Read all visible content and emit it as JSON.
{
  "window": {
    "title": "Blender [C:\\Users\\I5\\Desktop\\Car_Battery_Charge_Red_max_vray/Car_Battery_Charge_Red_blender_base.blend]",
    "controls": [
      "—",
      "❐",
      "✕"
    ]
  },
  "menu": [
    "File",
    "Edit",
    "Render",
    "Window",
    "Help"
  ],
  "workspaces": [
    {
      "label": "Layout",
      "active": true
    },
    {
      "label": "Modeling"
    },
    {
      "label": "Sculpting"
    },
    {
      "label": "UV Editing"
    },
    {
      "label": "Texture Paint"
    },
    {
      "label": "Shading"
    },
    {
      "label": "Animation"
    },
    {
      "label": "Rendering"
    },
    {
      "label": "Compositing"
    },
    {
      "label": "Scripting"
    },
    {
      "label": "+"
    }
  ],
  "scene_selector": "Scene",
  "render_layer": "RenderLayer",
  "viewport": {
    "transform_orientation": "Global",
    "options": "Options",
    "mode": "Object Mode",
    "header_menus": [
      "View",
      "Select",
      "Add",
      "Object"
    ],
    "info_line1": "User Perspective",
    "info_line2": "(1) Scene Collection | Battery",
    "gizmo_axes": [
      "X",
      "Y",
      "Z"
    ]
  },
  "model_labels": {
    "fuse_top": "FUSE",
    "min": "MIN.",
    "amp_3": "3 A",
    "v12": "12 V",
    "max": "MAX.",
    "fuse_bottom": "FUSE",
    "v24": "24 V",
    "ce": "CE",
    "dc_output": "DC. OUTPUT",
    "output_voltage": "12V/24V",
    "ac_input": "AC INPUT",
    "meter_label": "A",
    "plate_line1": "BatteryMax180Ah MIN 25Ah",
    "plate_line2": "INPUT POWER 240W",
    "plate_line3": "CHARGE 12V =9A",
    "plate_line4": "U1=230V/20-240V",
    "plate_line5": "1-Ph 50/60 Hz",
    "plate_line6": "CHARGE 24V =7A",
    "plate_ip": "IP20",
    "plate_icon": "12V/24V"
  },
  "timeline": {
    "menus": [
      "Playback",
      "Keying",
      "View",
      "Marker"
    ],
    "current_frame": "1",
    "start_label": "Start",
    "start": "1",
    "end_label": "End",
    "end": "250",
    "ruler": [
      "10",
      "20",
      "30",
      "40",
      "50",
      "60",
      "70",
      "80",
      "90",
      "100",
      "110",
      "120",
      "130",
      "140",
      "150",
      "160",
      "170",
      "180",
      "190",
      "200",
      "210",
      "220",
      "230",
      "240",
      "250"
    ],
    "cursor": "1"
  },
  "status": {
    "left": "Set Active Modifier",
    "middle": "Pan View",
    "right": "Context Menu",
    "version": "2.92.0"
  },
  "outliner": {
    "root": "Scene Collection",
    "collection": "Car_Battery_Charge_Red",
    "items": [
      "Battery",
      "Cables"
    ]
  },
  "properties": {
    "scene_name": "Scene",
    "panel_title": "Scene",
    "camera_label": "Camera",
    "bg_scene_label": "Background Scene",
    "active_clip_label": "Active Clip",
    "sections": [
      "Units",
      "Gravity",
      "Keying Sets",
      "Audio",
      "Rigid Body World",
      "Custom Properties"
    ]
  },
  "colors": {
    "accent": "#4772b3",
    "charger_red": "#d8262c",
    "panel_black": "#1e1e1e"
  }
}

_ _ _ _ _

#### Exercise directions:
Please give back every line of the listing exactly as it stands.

#### Task result:
Read all visible content and emit it as JSON.
{
  "window": {
    "title": "Blender [C:\\Users\\I5\\Desktop\\Car_Battery_Charge_Red_max_vray/Car_Battery_Charge_Red_blender_base.blend]",
    "controls": [
      "—",
      "❐",
      "✕"
    ]
  },
  "menu": [
    "File",
    "Edit",
    "Render",
    "Window",
    "Help"
  ],
  "workspaces": [
    {
      "label": "Layout",
      "active": true
    },
    {
      "label": "Modeling"
    },
    {
      "label": "Sculpting"
    },
    {
      "label": "UV Editing"
    },
    {
      "label": "Texture Paint"
    },
    {
      "label": "Shading"
    },
    {
      "label": "Animation"
    },
    {
      "label": "Rendering"
    },
    {
      "label": "Compositing"
    },
    {
      "label": "Scripting"
    },
    {
      "label": "+"
    }
  ],
  "scene_selector": "Scene",
  "render_layer": "RenderLayer",
  "viewport": {
    "transform_orientation": "Global",
    "options": "Options",
    "mode": "Object Mode",
    "header_menus": [
      "View",
      "Select",
      "Add",
      "Object"
    ],
    "info_line1": "User Perspective",
    "info_line2": "(1) Scene Collection | Battery",
    "gizmo_axes": [
      "X",
      "Y",
      "Z"
    ]
  },
  "model_labels": {
    "fuse_top": "FUSE",
    "min": "MIN.",
    "amp_3": "3 A",
    "v12": "12 V",
    "max": "MAX.",
    "fuse_bottom": "FUSE",
    "v24": "24 V",
    "ce": "CE",
    "dc_output": "DC. OUTPUT",
    "output_voltage": "12V/24V",
    "ac_input": "AC INPUT",
    "meter_label": "A",
    "plate_line1": "BatteryMax180Ah MIN 25Ah",
    "plate_line2": "INPUT POWER 240W",
    "plate_line3": "CHARGE 12V =9A",
    "plate_line4": "U1=230V/20-240V",
    "plate_line5": "1-Ph 50/60 Hz",
    "plate_line6": "CHARGE 24V =7A",
    "plate_ip": "IP20",
    "plate_icon": "12V/24V"
  },
  "timeline": {
    "menus": [
      "Playback",
      "Keying",
      "View",
      "Marker"
    ],
    "current_frame": "1",
    "start_label": "Start",
    "start": "1",
    "end_label": "End",
    "end": "250",
    "ruler": [
      "10",
      "20",
      "30",
      "40",
      "50",
      "60",
      "70",
      "80",
      "90",
      "100",
      "110",
      "120",
      "130",
      "140",
      "150",
      "160",
      "170",
      "180",
      "190",
      "200",
      "210",
      "220",
      "230",
      "240",
      "250"
    ],
    "cursor": "1"
  },
  "status": {
    "left": "Set Active Modifier",
    "middle": "Pan View",
    "right": "Context Menu",
    "version": "2.92.0"
  },
  "outliner": {
    "root": "Scene Collection",
    "collection": "Car_Battery_Charge_Red",
    "items": [
      "Battery",
      "Cables"
    ]
  },
  "properties": {
    "scene_name": "Scene",
    "panel_title": "Scene",
    "camera_label": "Camera",
    "bg_scene_label": "Background Scene",
    "active_clip_label": "Active Clip",
    "sections": [
      "Units",
      "Gravity",
      "Keying Sets",
      "Audio",
      "Rigid Body World",
      "Custom Properties"
    ]
  },
  "colors": {
    "accent": "#4772b3",
    "charger_red": "#d8262c",
    "panel_black": "#1e1e1e"
  }
}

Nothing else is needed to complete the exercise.